» INSTRUCTIONS FOR THE TASK
I need the records below retyped exactly.

··· EXERCISE INPUT

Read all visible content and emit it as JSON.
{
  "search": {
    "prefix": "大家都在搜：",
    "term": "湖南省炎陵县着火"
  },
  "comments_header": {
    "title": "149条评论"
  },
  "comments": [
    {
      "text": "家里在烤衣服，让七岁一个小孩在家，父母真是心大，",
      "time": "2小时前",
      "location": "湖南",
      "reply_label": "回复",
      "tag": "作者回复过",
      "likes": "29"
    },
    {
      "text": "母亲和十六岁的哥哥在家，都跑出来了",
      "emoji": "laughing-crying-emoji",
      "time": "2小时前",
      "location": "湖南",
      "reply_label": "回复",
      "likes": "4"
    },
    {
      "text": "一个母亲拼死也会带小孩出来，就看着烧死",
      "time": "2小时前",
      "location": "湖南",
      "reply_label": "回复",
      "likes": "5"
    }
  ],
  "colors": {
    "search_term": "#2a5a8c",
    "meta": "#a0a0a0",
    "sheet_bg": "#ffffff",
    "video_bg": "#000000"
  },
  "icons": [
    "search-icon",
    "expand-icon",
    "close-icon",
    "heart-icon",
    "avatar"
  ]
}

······

» ANSWER BOX
Read all visible content and emit it as JSON.
{
  "search": {
    "prefix": "大家都在搜：",
    "term": "湖南省炎陵县着火"
  },
  "comments_header": {
    "title": "149条评论"
  },
  "comments": [
    {
      "text": "家里在烤衣服，让七岁一个小孩在家，父母真是心大，",
      "time": "2小时前",
      "location": "湖南",
      "reply_label": "回复",
      "tag": "作者回复过",
      "likes": "29"
    },
    {
      "text": "母亲和十六岁的哥哥在家，都跑出来了",
      "emoji": "laughing-crying-emoji",
      "time": "2小时前",
      "location": "湖南",
      "reply_label": "回复",
      "likes": "4"
    },
    {
      "text": "一个母亲拼死也会带小孩出来，就看着烧死",
      "time": "2小时前",
      "location": "湖南",
      "reply_label": "回复",
      "likes": "5"
    }
  ],
  "colors": {
    "search_term": "#2a5a8c",
    "meta": "#a0a0a0",
    "sheet_bg": "#ffffff",
    "video_bg": "#000000"
  },
  "icons": [
    "search-icon",
    "expand-icon",
    "close-icon",
    "heart-icon",
    "avatar"
  ]
}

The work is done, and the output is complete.